Mainstream baffled as French turn to far right
French far-right Front National party President Marine Le Pen and her father Jean-Marie Le Pen acknowledge the audience at the party's summer congress on September 15, 2013 in Marseille, southern France
Bruno Gollnisch, Front National far-right party candidate for the municipal elections in Hyeres, France, poses on October 14, 2013
The ruling Socialist party and the centre-right Union for a Popular Movement (UMP), the party of former president Nicolas Sarkozy, face humiliating reverses in municipal and European elections next year if the FN can sustain its current standing in the eyes of an electorate thoroughly fed-up with record unemployment, rising taxes and a perceived increase in crime and insecurity.
A poll published last week suggested the FN could emerge as the best-supported party in the European elections with 24 percent of those asked declaring themselves ready to back the party led by Marine Le Pen, the daughter of FN founder Jean-Marie Le Pen.
That shock survey was followed on Sunday by a spectacular victory for the FN in a local by-election in Brignoles, where FN candidate Laurent Lopez claimed 53.9 percent of the vote in a run-off against the UMP candidate.
"The left and the mainstream right are blaming each other for what is happening, but the reality is they've both been knocked sideways," said Nonna Mayer, the Research Director at the National Research Centre CNRS. "Neither of them know what to do."
There were particular, local factors in Brignoles which influenced the outcome of a vote being held for the third time, the result having been judged too close to stand on two previous occasions, when the run-off was between the FN and the Communist Party.
The southeastern town has struggled with high unemployment since the closure of local aluminium mines in the 1990s and the gloomy economic backdrop has exacerbated tensions between established residents and a large community of North African immigrants, creating fertile ground for the FN in a region where it traditionally does better than elsewhere in France.
But the scale of the victory for Lopez was nevertheless widely interpreted as an indicator of how the FN is capitalising on current voter concerns to appeal to a broader slice of the electorate than ever before.
A smartly-dressed former businessman, Lopez, 48, is the perfect embodiment of the more voter-friendly image that the FN has projected since Marine Le Pen took over from her controversial father at the head of the party in 2011.
Harder to treat as a pariah party
The pledges to end net immigration, most controversially by ripping up family reunion rules, and to begin moves to pull France out of the European Union, remain in place.
But the FN is now far from being a one-issue party, notably making its voice heard on education to the extent that it has recently been able to announce the creation of a network of supporters amongst teachers - an unthinkable development a decade ago.

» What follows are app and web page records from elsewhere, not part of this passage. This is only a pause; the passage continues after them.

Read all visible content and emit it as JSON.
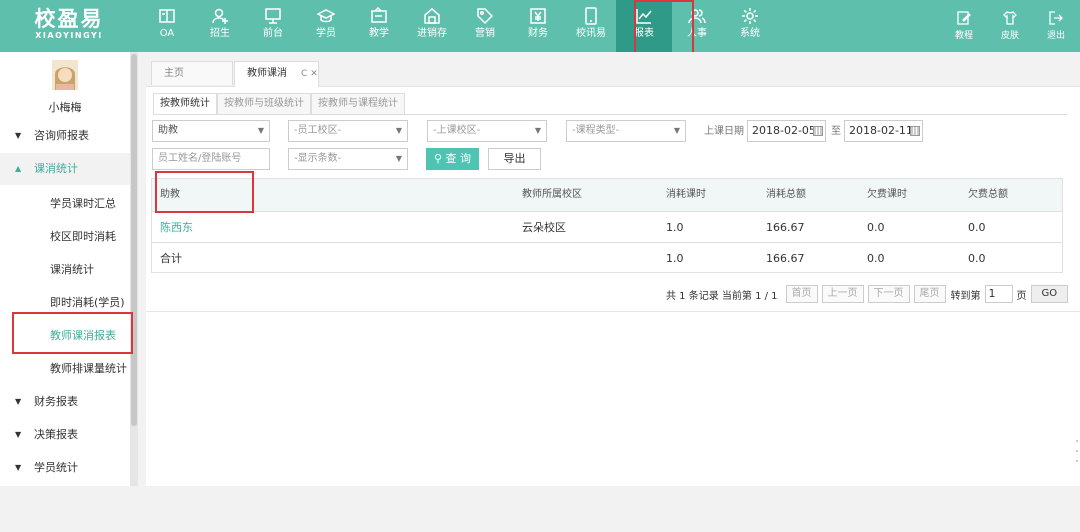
{
  "logo": {
    "cn": "校盈易",
    "en": "XIAOYINGYI"
  },
  "nav": [
    {
      "label": "OA",
      "icon": "oa-icon"
    },
    {
      "label": "招生",
      "icon": "enroll-icon"
    },
    {
      "label": "前台",
      "icon": "monitor-icon"
    },
    {
      "label": "学员",
      "icon": "graduation-cap-icon"
    },
    {
      "label": "教学",
      "icon": "teaching-icon"
    },
    {
      "label": "进销存",
      "icon": "warehouse-icon"
    },
    {
      "label": "营销",
      "icon": "tag-icon"
    },
    {
      "label": "财务",
      "icon": "yen-icon"
    },
    {
      "label": "校讯易",
      "icon": "phone-icon"
    },
    {
      "label": "报表",
      "icon": "line-chart-icon",
      "active": true
    },
    {
      "label": "人事",
      "icon": "people-icon"
    },
    {
      "label": "系统",
      "icon": "gear-icon"
    }
  ],
  "tools": [
    {
      "label": "教程",
      "icon": "tutorial-icon"
    },
    {
      "label": "皮肤",
      "icon": "shirt-icon"
    },
    {
      "label": "退出",
      "icon": "logout-icon"
    }
  ],
  "user": {
    "name": "小梅梅"
  },
  "sidebar": {
    "groups": [
      {
        "label": "咨询师报表"
      },
      {
        "label": "课消统计"
      },
      {
        "label": "财务报表"
      },
      {
        "label": "决策报表"
      },
      {
        "label": "学员统计"
      }
    ],
    "sub_items": [
      {
        "label": "学员课时汇总"
      },
      {
        "label": "校区即时消耗"
      },
      {
        "label": "课消统计"
      },
      {
        "label": "即时消耗(学员)"
      },
      {
        "label": "教师课消报表"
      },
      {
        "label": "教师排课量统计"
      }
    ]
  },
  "page_tabs": [
    {
      "label": "主页"
    },
    {
      "label": "教师课消",
      "refresh": "C",
      "close": "✕"
    }
  ],
  "sub_tabs": [
    {
      "label": "按教师统计"
    },
    {
      "label": "按教师与班级统计"
    },
    {
      "label": "按教师与课程统计"
    }
  ],
  "filters": {
    "role": "助教",
    "campus": "-员工校区-",
    "class_campus": "-上课校区-",
    "course_type": "-课程类型-",
    "date_label": "上课日期",
    "date_from": "2018-02-05",
    "date_to_label": "至",
    "date_to": "2018-02-11",
    "name_placeholder": "员工姓名/登陆账号",
    "page_size": "-显示条数-",
    "query_label": "查 询",
    "export_label": "导出"
  },
  "table": {
    "headers": [
      "助教",
      "教师所属校区",
      "消耗课时",
      "消耗总额",
      "欠费课时",
      "欠费总额"
    ],
    "rows": [
      [
        "陈西东",
        "云朵校区",
        "1.0",
        "166.67",
        "0.0",
        "0.0"
      ],
      [
        "合计",
        "",
        "1.0",
        "166.67",
        "0.0",
        "0.0"
      ]
    ]
  },
  "pager": {
    "summary": "共 1 条记录 当前第 1 / 1",
    "first": "首页",
    "prev": "上一页",
    "next": "下一页",
    "last": "尾页",
    "goto_label": "转到第",
    "page_value": "1",
    "page_unit": "页",
    "go": "GO"
  },
  "colors": {
    "topbar": "#5fbfad",
    "active_nav": "#2f9a87",
    "accent": "#3fae9c",
    "highlight": "#d9363e"
  }
}
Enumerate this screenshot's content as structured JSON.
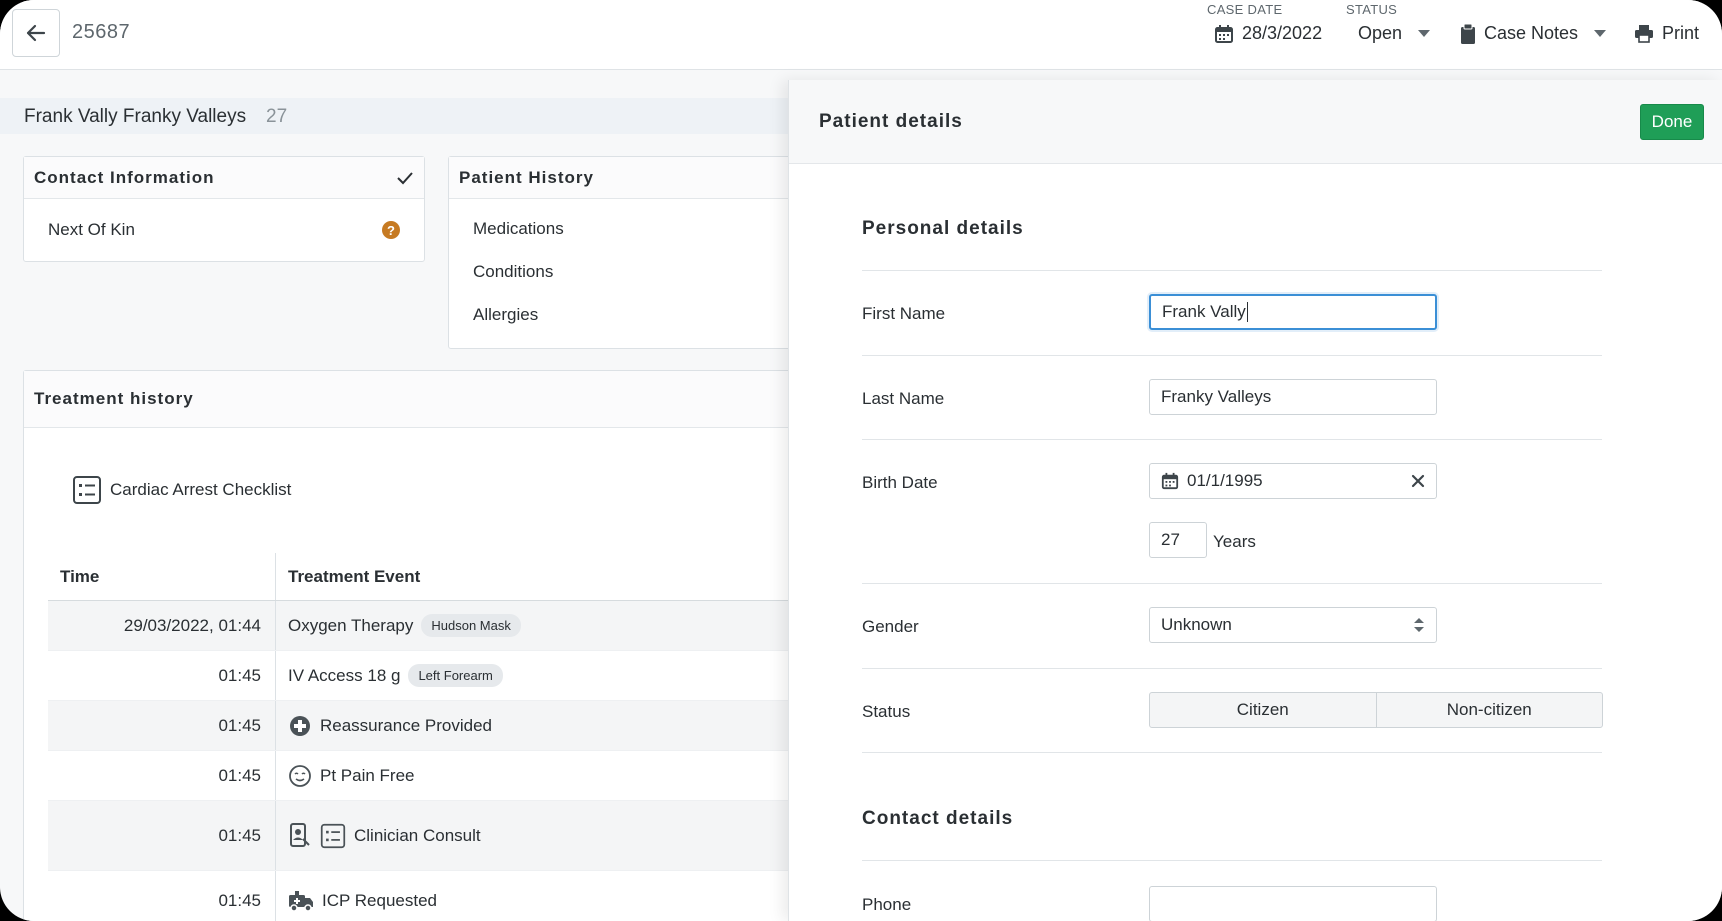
{
  "header": {
    "case_id": "25687",
    "case_date_label": "CASE DATE",
    "case_date": "28/3/2022",
    "status_label": "STATUS",
    "status_value": "Open",
    "case_notes_label": "Case Notes",
    "print_label": "Print"
  },
  "patient": {
    "name": "Frank Vally Franky Valleys",
    "age": "27"
  },
  "contact_card": {
    "title": "Contact Information",
    "items": [
      "Next Of Kin"
    ]
  },
  "history_card": {
    "title": "Patient History",
    "items": [
      "Medications",
      "Conditions",
      "Allergies"
    ]
  },
  "treatment": {
    "title": "Treatment history",
    "checklist_label": "Cardiac Arrest Checklist",
    "columns": [
      "Time",
      "Treatment Event"
    ],
    "rows": [
      {
        "time": "29/03/2022, 01:44",
        "event": "Oxygen Therapy",
        "tag": "Hudson Mask",
        "icon": ""
      },
      {
        "time": "01:45",
        "event": "IV Access 18 g",
        "tag": "Left Forearm",
        "icon": ""
      },
      {
        "time": "01:45",
        "event": "Reassurance Provided",
        "tag": "",
        "icon": "medical-cross-icon"
      },
      {
        "time": "01:45",
        "event": "Pt Pain Free",
        "tag": "",
        "icon": "calm-face-icon"
      },
      {
        "time": "01:45",
        "event": "Clinician Consult",
        "tag": "",
        "icon": "phone-consult-icon"
      },
      {
        "time": "01:45",
        "event": "ICP Requested",
        "tag": "",
        "icon": "ambulance-icon"
      }
    ]
  },
  "panel": {
    "title": "Patient details",
    "done_label": "Done",
    "personal_title": "Personal details",
    "first_name_label": "First Name",
    "first_name_value": "Frank Vally",
    "last_name_label": "Last Name",
    "last_name_value": "Franky Valleys",
    "birth_date_label": "Birth Date",
    "birth_date_value": "01/1/1995",
    "age_value": "27",
    "age_unit": "Years",
    "gender_label": "Gender",
    "gender_value": "Unknown",
    "status_label": "Status",
    "status_options": [
      "Citizen",
      "Non-citizen"
    ],
    "contact_title": "Contact details",
    "phone_label": "Phone",
    "phone_value": ""
  }
}
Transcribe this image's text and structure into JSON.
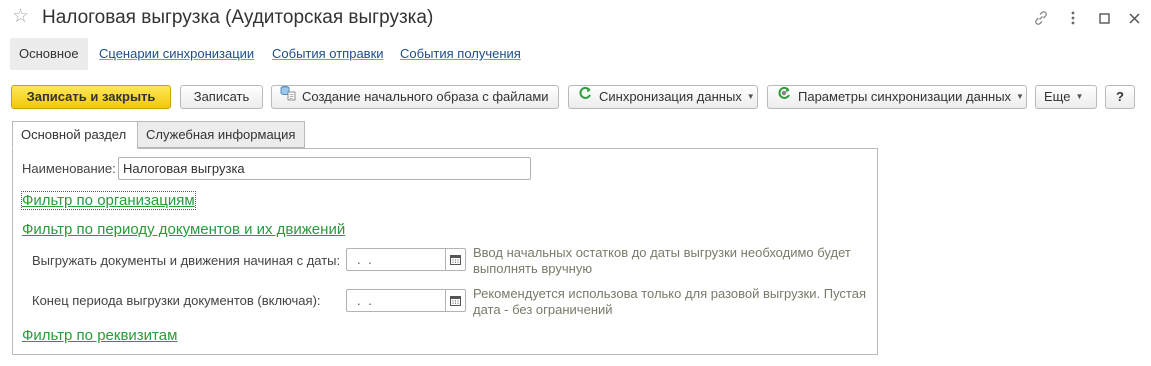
{
  "window": {
    "title": "Налоговая выгрузка (Аудиторская выгрузка)",
    "icons": [
      "star-icon",
      "link-icon",
      "more-icon",
      "maximize-icon",
      "close-icon"
    ]
  },
  "nav": {
    "tabs": [
      {
        "label": "Основное",
        "active": true
      },
      {
        "label": "Сценарии синхронизации",
        "active": false
      },
      {
        "label": "События отправки",
        "active": false
      },
      {
        "label": "События получения",
        "active": false
      }
    ]
  },
  "toolbar": {
    "save_close": "Записать и закрыть",
    "save": "Записать",
    "initial_image": "Создание начального образа с файлами",
    "sync": "Синхронизация данных",
    "sync_params": "Параметры синхронизации данных",
    "more": "Еще",
    "help": "?"
  },
  "form_tabs": {
    "main": "Основной раздел",
    "service": "Служебная информация"
  },
  "form": {
    "name_label": "Наименование:",
    "name_value": "Налоговая выгрузка",
    "filter_orgs": "Фильтр по организациям",
    "filter_period": "Фильтр по периоду документов и их движений",
    "start_date_label": "Выгружать документы и движения начиная с даты:",
    "start_date_value": " .  .",
    "start_date_hint_1": "Ввод начальных остатков до даты выгрузки необходимо будет",
    "start_date_hint_2": "выполнять вручную",
    "end_date_label": "Конец периода выгрузки документов (включая):",
    "end_date_value": " .  .",
    "end_date_hint_1": "Рекомендуется использова только для разовой выгрузки. Пустая",
    "end_date_hint_2": "дата - без ограничений",
    "filter_attrs": "Фильтр по реквизитам"
  }
}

Marine Le Pen, has worked hard to dispel the image of the party as fundamentally racist.
She has expelled activists who make bigoted public statements and the FN lists in next year's municipal elections will include a handful of ethnic minority candidates.
All of which is making it harder for the mainstream parties to prevent the FN from winning more than a handful of elected posts by treating it as a pariah party and urging their voters to cast their ballots tactically to keep them out of power, an approach referred to as the "Republican Front".
"I think we can safely say the Republican Front is now dead," Marine Le Pen declared after Sunday's triumph in Brignoles, and her opponents acknowledged that she was probably right.
"It just doesn't work, voters don't like being told who to vote for," said Thierry Mandon, the spokesman for the Socialists' parliamentary party.
Despite the current disarray of the mainstream parties, the CNRS's Mayer still believes the recent upturn in the fortunes of the FN remains primarily a protest phenomenon.
"The change of leadership has given the party a slightly slicker image, but for most French people, it remains an extreme right party founded on racist ideas which is incapable of governing," Mayer told AFP.
"Marine Le Pen does have a better image than her father. Unlike him she is not associated with the legacy of the second world war and anti-semitism.
"Local factors played heavily in their favour in Brignoles. On a national level there is enormous disappointment after a year of the Socialists back in power, and the issues of crime and insecurity are beginning to weigh heavily in the national debate, which plays in the FN's favour.
"But don't forget that, in the municipals, the FN will have candidates in one town in six at most. It is not as strong as it pretends to be."